Wednesday, August 14, 2013

Age 22

In a world where size-zero models with flawless skin, hair and makeup are considered ideal, it’s no wonder I oftentimes feel inadequate. It’s hard to feel comfortable in my own skin when I’m too busy comparing myself to other women, wishing I inherited their slim build, tiny waist and fuller bust. But this just doesn’t do any good; it’s time to embrace who I am.

But just because I’m not a clone of a size zero “Project Runway” model who has just returned from the L’Oréal Paris hair and makeup room does not mean that I’m any less of a woman. I’m still a woman, but not just any woman; I’m a woman who is proud of her less-than-“ideal” body, a body which can do all the things a so-called “ideal” body can.

Women must realize that we offer the world so much more than just our bodies. There’s more to us than our physical appearance. What about a woman’s generosity? Kindness? Intelligence? Humility? Aren’t these qualities more important than the number on a label sewed inside a pair of jeans?

I’d rather be known, valued and remembered as the woman who puts others ahead of herself, who plays three instruments, (clarinet, saxophone and guitar), and who knows which element of the periodic table has the atomic number of 17, (it’s chlorine), than a woman who only offers the world her so-called “smoking-hot” body and nothing else.

We must be ourselves. We must not change who we are; we are who we are. We must not put ourselves down and we must not allow others to drag us down just because we don’t fit some arbitrary “standard.” Who sets these “standards” anyway, and what gives them the authority to do so? Why do these “standard setters” frown upon women who don’t, in their myopic minds, have the proportions of a Barbie doll?

I know that I don’t fit these so-called “standards” and never will, but it doesn’t bother me in the least. I’m an individual who doesn’t see the need to starve myself and spend every waking hour at the gym, just so I can say that I can fit into size zero jeans and an extra small t-shirt from a trendy mall store.
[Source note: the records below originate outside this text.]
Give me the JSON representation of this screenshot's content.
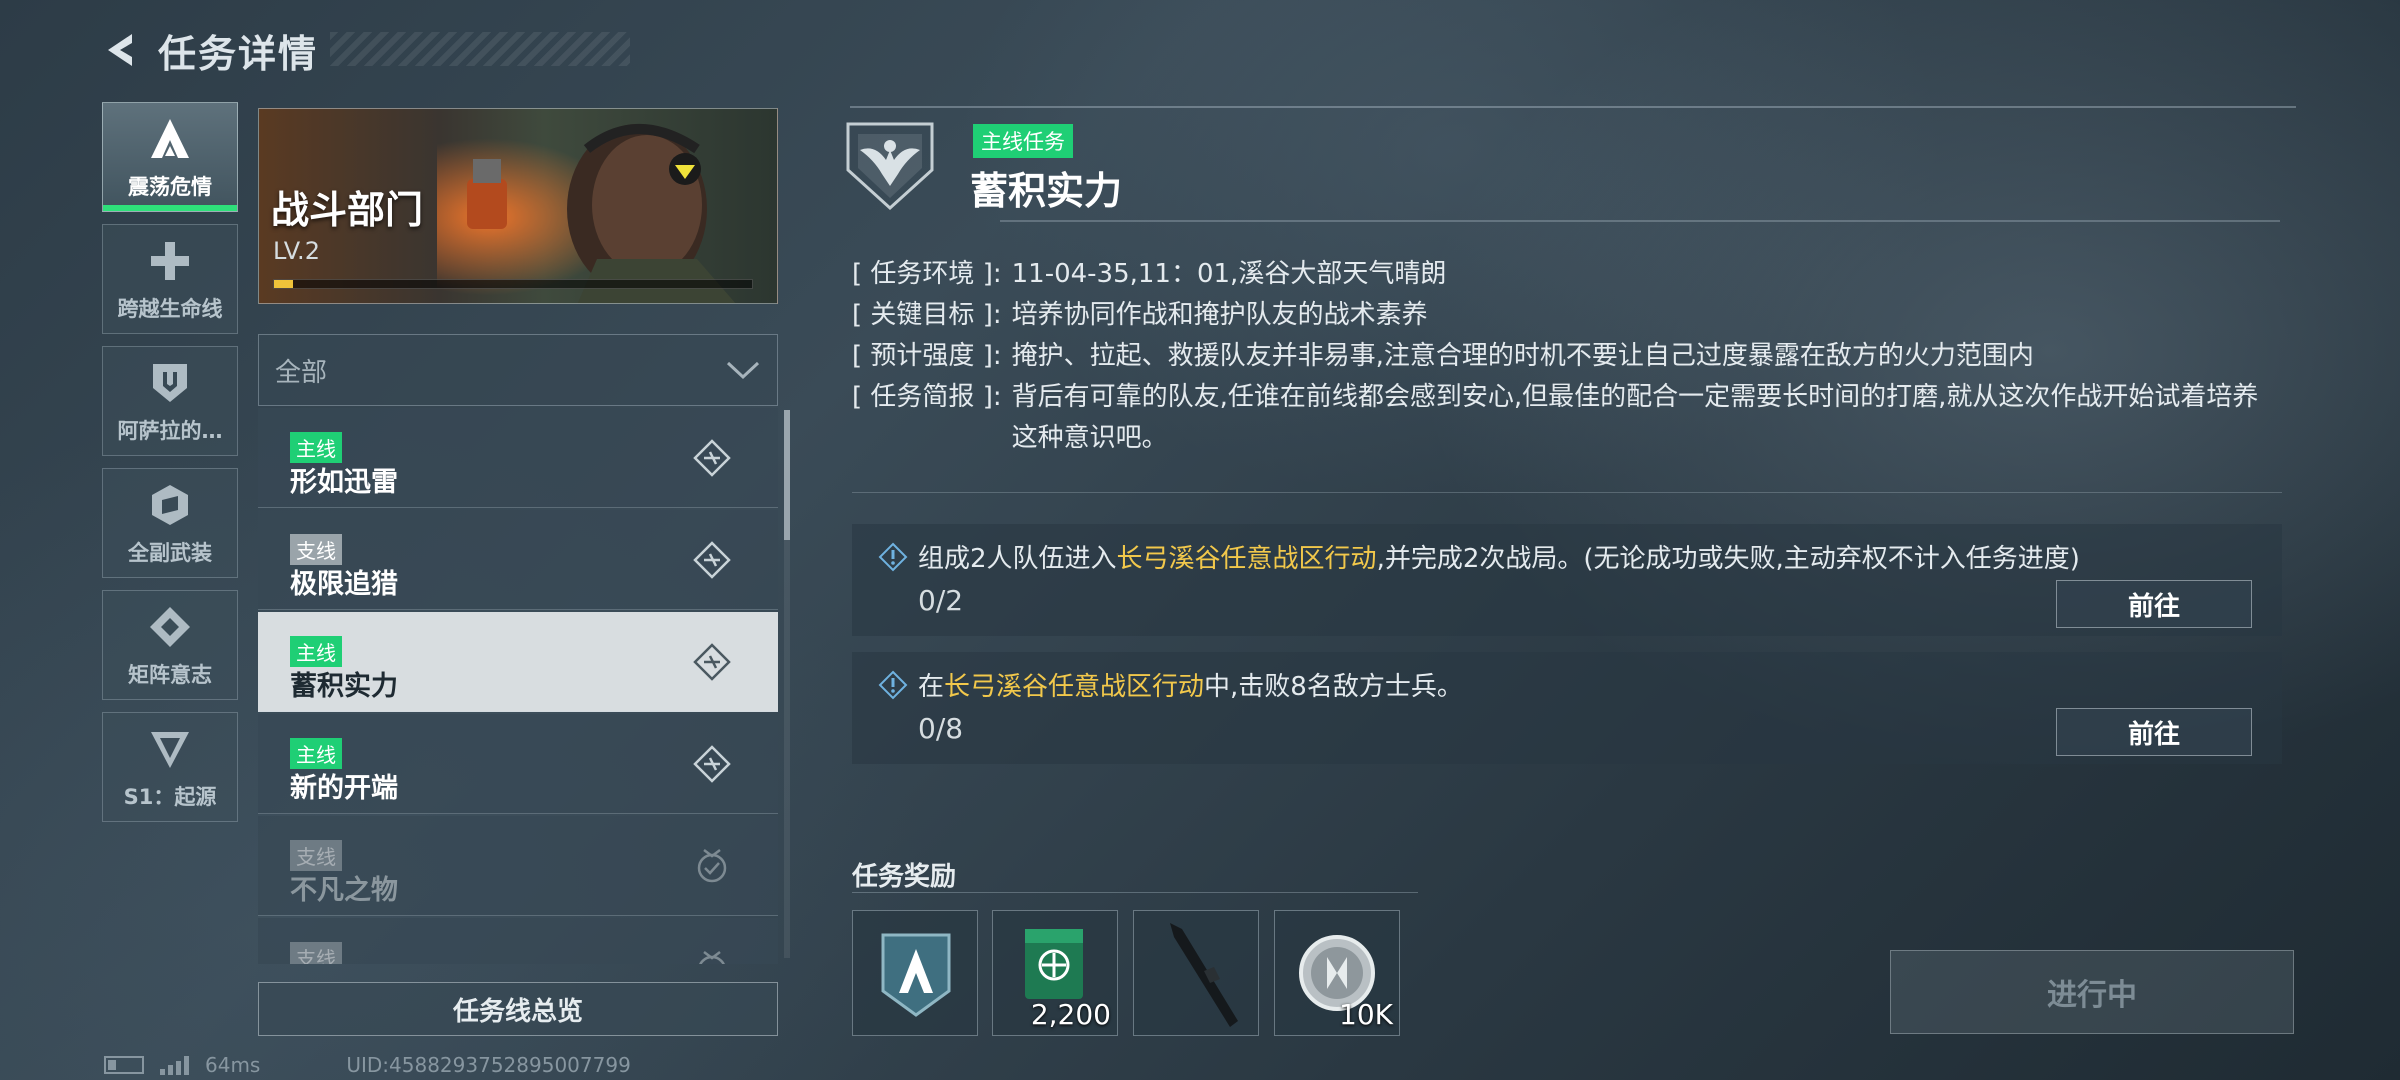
{
  "header": {
    "title": "任务详情"
  },
  "categories": [
    {
      "label": "震荡危情",
      "icon": "a-logo-icon",
      "active": true
    },
    {
      "label": "跨越生命线",
      "icon": "cross-icon"
    },
    {
      "label": "阿萨拉的…",
      "icon": "shield-icon"
    },
    {
      "label": "全副武装",
      "icon": "hex-icon"
    },
    {
      "label": "矩阵意志",
      "icon": "diamond-icon"
    },
    {
      "label": "S1：起源",
      "icon": "v-triangle-icon"
    }
  ],
  "department": {
    "name": "战斗部门",
    "level": "LV.2",
    "progress": 0.04
  },
  "filter": {
    "value": "全部"
  },
  "missions": [
    {
      "tag": "主线",
      "kind": "main",
      "name": "形如迅雷",
      "state": "in-progress"
    },
    {
      "tag": "支线",
      "kind": "side",
      "name": "极限追猎",
      "state": "in-progress"
    },
    {
      "tag": "主线",
      "kind": "main",
      "name": "蓄积实力",
      "state": "in-progress",
      "selected": true
    },
    {
      "tag": "主线",
      "kind": "main",
      "name": "新的开端",
      "state": "in-progress"
    },
    {
      "tag": "支线",
      "kind": "side",
      "name": "不凡之物",
      "state": "completed"
    },
    {
      "tag": "支线",
      "kind": "side",
      "name": "",
      "state": "completed"
    }
  ],
  "overview_button": "任务线总览",
  "status": {
    "ping": "64ms",
    "uid": "UID:4588293752895007799"
  },
  "detail": {
    "type_tag": "主线任务",
    "title": "蓄积实力",
    "info": [
      {
        "k": "任务环境",
        "v": "11-04-35,11：01,溪谷大部天气晴朗"
      },
      {
        "k": "关键目标",
        "v": "培养协同作战和掩护队友的战术素养"
      },
      {
        "k": "预计强度",
        "v": "掩护、拉起、救援队友并非易事,注意合理的时机不要让自己过度暴露在敌方的火力范围内"
      },
      {
        "k": "任务简报",
        "v": "背后有可靠的队友,任谁在前线都会感到安心,但最佳的配合一定需要长时间的打磨,就从这次作战开始试着培养这种意识吧。"
      }
    ],
    "objectives": [
      {
        "pre": "组成2人队伍进入",
        "hl": "长弓溪谷任意战区行动",
        "post": ",并完成2次战局。(无论成功或失败,主动弃权不计入任务进度)",
        "progress": "0/2",
        "button": "前往"
      },
      {
        "pre": "在",
        "hl": "长弓溪谷任意战区行动",
        "post": "中,击败8名敌方士兵。",
        "progress": "0/8",
        "button": "前往"
      }
    ],
    "rewards_title": "任务奖励",
    "rewards": [
      {
        "icon": "a-badge-icon",
        "count": ""
      },
      {
        "icon": "supply-crate-icon",
        "count": "2,200"
      },
      {
        "icon": "rifle-icon",
        "count": ""
      },
      {
        "icon": "coin-icon",
        "count": "10K"
      }
    ],
    "state_button": "进行中"
  },
  "colors": {
    "accent_green": "#1fcf75",
    "highlight_yellow": "#f2c84b",
    "progress_yellow": "#f0c33a"
  }
}
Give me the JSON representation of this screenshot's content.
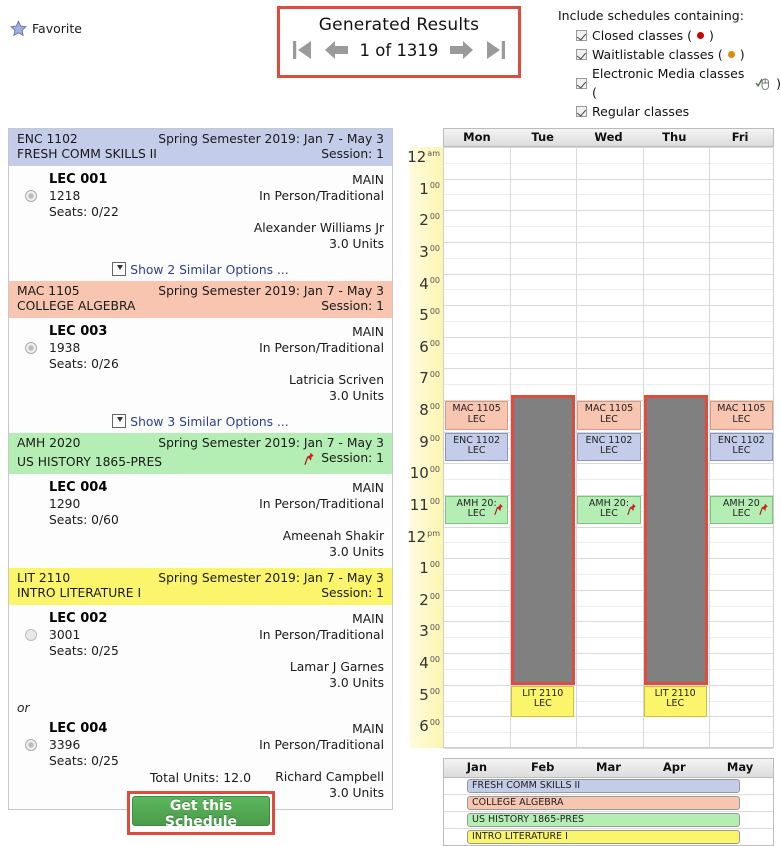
{
  "favorite": {
    "label": "Favorite",
    "icon": "star-icon"
  },
  "generated": {
    "title": "Generated Results",
    "counter": "1 of 1319",
    "first_icon": "first-page-icon",
    "prev_icon": "previous-arrow-icon",
    "next_icon": "next-arrow-icon",
    "last_icon": "last-page-icon"
  },
  "include": {
    "heading": "Include schedules containing:",
    "options": [
      {
        "label": "Closed classes (",
        "suffix": ")",
        "marker": "red-dot",
        "checked": true
      },
      {
        "label": "Waitlistable classes (",
        "suffix": ")",
        "marker": "orange-dot",
        "checked": true
      },
      {
        "label": "Electronic Media classes (",
        "suffix": ")",
        "marker": "mouse-check-icon",
        "checked": true
      },
      {
        "label": "Regular classes",
        "suffix": "",
        "marker": "none",
        "checked": true
      }
    ]
  },
  "courses": [
    {
      "code": "ENC 1102",
      "title": "FRESH COMM SKILLS II",
      "term": "Spring Semester 2019: Jan 7 - May 3",
      "session": "Session: 1",
      "color": "blue",
      "pinned": false,
      "sections": [
        {
          "lec": "LEC 001",
          "crn": "1218",
          "seats": "Seats: 0/22",
          "campus": "MAIN",
          "mode": "In Person/Traditional",
          "instructor": "Alexander Williams Jr",
          "units": "3.0 Units",
          "selected": true,
          "radio": true
        }
      ],
      "similar": "Show 2 Similar Options ..."
    },
    {
      "code": "MAC 1105",
      "title": "COLLEGE ALGEBRA",
      "term": "Spring Semester 2019: Jan 7 - May 3",
      "session": "Session: 1",
      "color": "orange",
      "pinned": false,
      "sections": [
        {
          "lec": "LEC 003",
          "crn": "1938",
          "seats": "Seats: 0/26",
          "campus": "MAIN",
          "mode": "In Person/Traditional",
          "instructor": "Latricia Scriven",
          "units": "3.0 Units",
          "selected": true,
          "radio": true
        }
      ],
      "similar": "Show 3 Similar Options ..."
    },
    {
      "code": "AMH 2020",
      "title": "US HISTORY 1865-PRES",
      "term": "Spring Semester 2019: Jan 7 - May 3",
      "session": "Session: 1",
      "color": "green",
      "pinned": true,
      "sections": [
        {
          "lec": "LEC 004",
          "crn": "1290",
          "seats": "Seats: 0/60",
          "campus": "MAIN",
          "mode": "In Person/Traditional",
          "instructor": "Ameenah Shakir",
          "units": "3.0 Units",
          "selected": false,
          "radio": false
        }
      ],
      "similar": ""
    },
    {
      "code": "LIT 2110",
      "title": "INTRO LITERATURE I",
      "term": "Spring Semester 2019: Jan 7 - May 3",
      "session": "Session: 1",
      "color": "yellow",
      "pinned": false,
      "or_label": "or",
      "sections": [
        {
          "lec": "LEC 002",
          "crn": "3001",
          "seats": "Seats: 0/25",
          "campus": "MAIN",
          "mode": "In Person/Traditional",
          "instructor": "Lamar J Garnes",
          "units": "3.0 Units",
          "selected": false,
          "radio": true
        },
        {
          "lec": "LEC 004",
          "crn": "3396",
          "seats": "Seats: 0/25",
          "campus": "MAIN",
          "mode": "In Person/Traditional",
          "instructor": "Richard Campbell",
          "units": "3.0 Units",
          "selected": true,
          "radio": true
        }
      ],
      "similar": ""
    }
  ],
  "total_units": "Total Units: 12.0",
  "get_schedule_button": "Get this Schedule",
  "calendar": {
    "days": [
      "Mon",
      "Tue",
      "Wed",
      "Thu",
      "Fri"
    ],
    "hours": [
      {
        "n": "12",
        "sup": "am"
      },
      {
        "n": "1",
        "sup": "00"
      },
      {
        "n": "2",
        "sup": "00"
      },
      {
        "n": "3",
        "sup": "00"
      },
      {
        "n": "4",
        "sup": "00"
      },
      {
        "n": "5",
        "sup": "00"
      },
      {
        "n": "6",
        "sup": "00"
      },
      {
        "n": "7",
        "sup": "00"
      },
      {
        "n": "8",
        "sup": "00"
      },
      {
        "n": "9",
        "sup": "00"
      },
      {
        "n": "10",
        "sup": "00"
      },
      {
        "n": "11",
        "sup": "00"
      },
      {
        "n": "12",
        "sup": "pm"
      },
      {
        "n": "1",
        "sup": "00"
      },
      {
        "n": "2",
        "sup": "00"
      },
      {
        "n": "3",
        "sup": "00"
      },
      {
        "n": "4",
        "sup": "00"
      },
      {
        "n": "5",
        "sup": "00"
      },
      {
        "n": "6",
        "sup": "00"
      }
    ],
    "events": [
      {
        "code": "MAC 1105",
        "type": "LEC",
        "day": 0,
        "color": "orange",
        "start": 8.0,
        "end": 8.9,
        "pin": false
      },
      {
        "code": "ENC 1102",
        "type": "LEC",
        "day": 0,
        "color": "blue",
        "start": 9.0,
        "end": 9.9,
        "pin": false
      },
      {
        "code": "AMH 20:",
        "type": "LEC",
        "day": 0,
        "color": "green",
        "start": 11.0,
        "end": 11.9,
        "pin": true
      },
      {
        "code": "MAC 1105",
        "type": "LEC",
        "day": 2,
        "color": "orange",
        "start": 8.0,
        "end": 8.9,
        "pin": false
      },
      {
        "code": "ENC 1102",
        "type": "LEC",
        "day": 2,
        "color": "blue",
        "start": 9.0,
        "end": 9.9,
        "pin": false
      },
      {
        "code": "AMH 20:",
        "type": "LEC",
        "day": 2,
        "color": "green",
        "start": 11.0,
        "end": 11.9,
        "pin": true
      },
      {
        "code": "MAC 1105",
        "type": "LEC",
        "day": 4,
        "color": "orange",
        "start": 8.0,
        "end": 8.9,
        "pin": false
      },
      {
        "code": "ENC 1102",
        "type": "LEC",
        "day": 4,
        "color": "blue",
        "start": 9.0,
        "end": 9.9,
        "pin": false
      },
      {
        "code": "AMH 20",
        "type": "LEC",
        "day": 4,
        "color": "green",
        "start": 11.0,
        "end": 11.9,
        "pin": true
      },
      {
        "code": "LIT 2110",
        "type": "LEC",
        "day": 1,
        "color": "yellow",
        "start": 17.0,
        "end": 18.0,
        "pin": false
      },
      {
        "code": "LIT 2110",
        "type": "LEC",
        "day": 3,
        "color": "yellow",
        "start": 17.0,
        "end": 18.0,
        "pin": false
      }
    ],
    "blocked": [
      {
        "day": 1,
        "start": 7.85,
        "end": 17.0
      },
      {
        "day": 3,
        "start": 7.85,
        "end": 17.0
      }
    ]
  },
  "semester_bar": {
    "months": [
      "Jan",
      "Feb",
      "Mar",
      "Apr",
      "May"
    ],
    "rows": [
      {
        "label": "FRESH COMM SKILLS II",
        "color": "blue",
        "start_pct": 7,
        "width_pct": 83
      },
      {
        "label": "COLLEGE ALGEBRA",
        "color": "orange",
        "start_pct": 7,
        "width_pct": 83
      },
      {
        "label": "US HISTORY 1865-PRES",
        "color": "green",
        "start_pct": 7,
        "width_pct": 83
      },
      {
        "label": "INTRO LITERATURE I",
        "color": "yellow",
        "start_pct": 7,
        "width_pct": 83
      }
    ]
  },
  "colors": {
    "blue": "#c3cce8",
    "orange": "#f8c5b0",
    "green": "#b4eeb4",
    "yellow": "#fbf56c",
    "highlight": "#e04a3f",
    "blocked": "#808080",
    "green_button": "#5cb85c"
  }
}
I’ll never have the perfect waist-to-hip ratio, blemish-free complexion and little to no body fat, a body in which these “standard setters” consider “ideal.” (Don’t these people realize that body fat is necessary for the proper functioning of the body? I guess they were too focused on their appearance rather than paying attention in biology class.)

Listen up, “standard setters,” I have news for you. Not all women who can’t fit into a pair of size zero jeans and don’t have your so-called “ideal” body are lazy gluttons with no self- control. I, for one, have PCOS, polycystic ovary syndrome, an endocrine disorder that affects the entire body, not just the ovaries.

Because of PCOS, I’m going to battle my weight for the rest of my life, as this disorder makes maintaining a stable body weight extremely difficult, due to high levels of the pancreatic hormone insulin. I didn’t do anything wrong to deserve this disorder; it’s most likely genetic and the underlying cause is not under my control.

I’ve gained and lost the same 25 pounds (and then some) since I was diagnosed with PCOS when I was 17, and unfortunately, I’ll probably be playing the “weight game” forever. PCOS causes other problems with the body, like unrelenting acne, and even more concerning, high cholesterol, irregular menstruation, and a much higher risk of Type II diabetes.

So, “standard setters,” I’ll never have the body you think is “ideal,” nor do I want your “ideal” body. Instead of trying to attain your “ideal” body in which you hold in such high esteem, I’m trying to attain as healthy a body as I can. Try living one day with my body, a body that you deem “worthless,” a body that needs medication in order to menstruate, regulate cholesterol levels, and lower insulin. I dare you.